Can you find the lines of the listing that include "emote" and copy every one?
Start of TASK INPUTS
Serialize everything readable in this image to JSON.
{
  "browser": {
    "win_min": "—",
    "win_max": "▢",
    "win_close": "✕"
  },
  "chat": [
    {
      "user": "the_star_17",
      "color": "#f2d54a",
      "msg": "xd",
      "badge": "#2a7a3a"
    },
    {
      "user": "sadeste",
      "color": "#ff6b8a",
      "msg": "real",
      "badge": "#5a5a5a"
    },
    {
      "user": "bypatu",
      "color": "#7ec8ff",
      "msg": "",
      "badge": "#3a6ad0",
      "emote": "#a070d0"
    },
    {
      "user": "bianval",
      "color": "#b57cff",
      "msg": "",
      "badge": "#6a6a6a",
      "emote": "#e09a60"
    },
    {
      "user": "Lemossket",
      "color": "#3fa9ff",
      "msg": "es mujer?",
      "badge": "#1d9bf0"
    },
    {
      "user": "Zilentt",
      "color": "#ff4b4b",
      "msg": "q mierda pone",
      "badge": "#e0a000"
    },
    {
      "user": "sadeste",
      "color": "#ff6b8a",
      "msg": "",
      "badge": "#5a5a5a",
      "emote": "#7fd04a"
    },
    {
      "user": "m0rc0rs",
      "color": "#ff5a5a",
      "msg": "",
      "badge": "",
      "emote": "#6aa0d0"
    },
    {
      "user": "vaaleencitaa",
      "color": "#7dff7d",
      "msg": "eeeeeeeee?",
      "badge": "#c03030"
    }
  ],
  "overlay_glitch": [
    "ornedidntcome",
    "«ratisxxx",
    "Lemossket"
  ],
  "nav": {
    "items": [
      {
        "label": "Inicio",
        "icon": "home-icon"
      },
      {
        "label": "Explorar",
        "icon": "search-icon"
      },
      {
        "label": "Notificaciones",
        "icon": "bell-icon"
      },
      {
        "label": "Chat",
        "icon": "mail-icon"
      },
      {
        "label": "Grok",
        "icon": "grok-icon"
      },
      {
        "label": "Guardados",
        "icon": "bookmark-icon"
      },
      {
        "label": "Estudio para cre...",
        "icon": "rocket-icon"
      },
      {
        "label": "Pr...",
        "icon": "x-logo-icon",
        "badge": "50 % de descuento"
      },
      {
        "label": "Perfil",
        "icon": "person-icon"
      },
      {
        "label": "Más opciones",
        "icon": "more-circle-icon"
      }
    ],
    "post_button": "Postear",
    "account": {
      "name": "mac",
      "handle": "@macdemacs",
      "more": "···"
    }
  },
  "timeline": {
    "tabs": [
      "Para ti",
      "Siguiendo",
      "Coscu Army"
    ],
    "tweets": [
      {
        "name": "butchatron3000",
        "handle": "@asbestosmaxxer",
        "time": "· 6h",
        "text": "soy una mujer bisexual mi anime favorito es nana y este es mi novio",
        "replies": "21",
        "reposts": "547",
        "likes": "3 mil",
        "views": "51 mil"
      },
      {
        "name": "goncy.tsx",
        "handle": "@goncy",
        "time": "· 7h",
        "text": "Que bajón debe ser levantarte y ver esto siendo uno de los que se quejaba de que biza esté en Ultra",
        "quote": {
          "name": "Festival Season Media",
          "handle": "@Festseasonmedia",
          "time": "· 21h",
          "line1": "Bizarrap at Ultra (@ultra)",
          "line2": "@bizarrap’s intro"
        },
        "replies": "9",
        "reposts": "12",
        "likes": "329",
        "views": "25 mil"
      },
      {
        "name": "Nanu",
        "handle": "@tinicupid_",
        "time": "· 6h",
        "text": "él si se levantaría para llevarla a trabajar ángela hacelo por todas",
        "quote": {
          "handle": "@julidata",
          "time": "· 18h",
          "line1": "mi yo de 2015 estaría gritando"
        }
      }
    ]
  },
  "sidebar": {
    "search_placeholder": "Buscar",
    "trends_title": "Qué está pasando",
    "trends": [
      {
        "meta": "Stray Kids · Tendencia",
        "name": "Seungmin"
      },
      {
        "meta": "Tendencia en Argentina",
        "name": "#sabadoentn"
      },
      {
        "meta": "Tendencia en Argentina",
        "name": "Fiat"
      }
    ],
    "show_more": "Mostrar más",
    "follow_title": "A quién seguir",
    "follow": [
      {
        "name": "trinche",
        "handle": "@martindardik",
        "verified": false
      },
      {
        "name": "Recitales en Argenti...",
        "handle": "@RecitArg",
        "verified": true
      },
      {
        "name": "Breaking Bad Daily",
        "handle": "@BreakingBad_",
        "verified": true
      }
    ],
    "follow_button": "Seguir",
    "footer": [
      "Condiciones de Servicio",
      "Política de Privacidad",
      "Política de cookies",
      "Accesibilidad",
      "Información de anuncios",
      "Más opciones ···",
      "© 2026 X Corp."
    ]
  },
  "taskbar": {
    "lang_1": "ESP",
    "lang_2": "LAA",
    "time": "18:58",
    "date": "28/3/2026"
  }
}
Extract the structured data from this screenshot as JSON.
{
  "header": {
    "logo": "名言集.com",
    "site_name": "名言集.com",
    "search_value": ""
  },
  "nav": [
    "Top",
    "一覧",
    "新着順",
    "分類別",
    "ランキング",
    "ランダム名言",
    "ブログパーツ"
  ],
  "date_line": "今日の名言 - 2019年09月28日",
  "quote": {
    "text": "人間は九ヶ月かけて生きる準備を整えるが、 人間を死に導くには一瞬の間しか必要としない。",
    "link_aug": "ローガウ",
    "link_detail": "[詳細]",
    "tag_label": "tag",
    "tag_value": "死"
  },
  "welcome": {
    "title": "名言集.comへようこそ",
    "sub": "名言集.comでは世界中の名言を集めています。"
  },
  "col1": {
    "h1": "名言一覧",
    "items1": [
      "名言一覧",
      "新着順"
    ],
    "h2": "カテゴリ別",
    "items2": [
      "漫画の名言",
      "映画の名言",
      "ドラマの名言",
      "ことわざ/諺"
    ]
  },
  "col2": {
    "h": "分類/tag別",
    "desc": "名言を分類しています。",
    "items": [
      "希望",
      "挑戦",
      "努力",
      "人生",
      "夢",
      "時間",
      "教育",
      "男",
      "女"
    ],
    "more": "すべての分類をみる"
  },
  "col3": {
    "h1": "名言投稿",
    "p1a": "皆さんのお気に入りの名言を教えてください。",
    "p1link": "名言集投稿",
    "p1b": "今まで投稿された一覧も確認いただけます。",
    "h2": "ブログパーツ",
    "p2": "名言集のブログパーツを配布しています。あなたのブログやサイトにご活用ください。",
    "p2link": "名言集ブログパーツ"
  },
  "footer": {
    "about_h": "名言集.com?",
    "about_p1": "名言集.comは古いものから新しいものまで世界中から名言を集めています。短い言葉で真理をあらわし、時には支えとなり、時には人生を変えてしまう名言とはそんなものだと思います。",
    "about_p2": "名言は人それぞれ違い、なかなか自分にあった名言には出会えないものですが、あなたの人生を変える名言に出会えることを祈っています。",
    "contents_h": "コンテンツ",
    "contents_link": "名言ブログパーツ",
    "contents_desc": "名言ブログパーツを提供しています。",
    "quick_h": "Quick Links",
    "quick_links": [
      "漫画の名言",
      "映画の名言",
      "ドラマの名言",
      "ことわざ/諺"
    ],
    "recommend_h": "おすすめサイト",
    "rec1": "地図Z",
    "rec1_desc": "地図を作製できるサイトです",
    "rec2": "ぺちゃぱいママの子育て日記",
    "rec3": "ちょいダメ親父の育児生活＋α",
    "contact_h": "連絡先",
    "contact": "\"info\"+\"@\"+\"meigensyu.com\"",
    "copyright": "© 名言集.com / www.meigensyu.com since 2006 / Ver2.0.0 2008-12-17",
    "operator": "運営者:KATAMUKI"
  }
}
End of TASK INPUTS
| EXERCISE RESPONSE |
      "emote": "#a070d0"
      "emote": "#e09a60"
      "emote": "#7fd04a"
      "emote": "#6aa0d0"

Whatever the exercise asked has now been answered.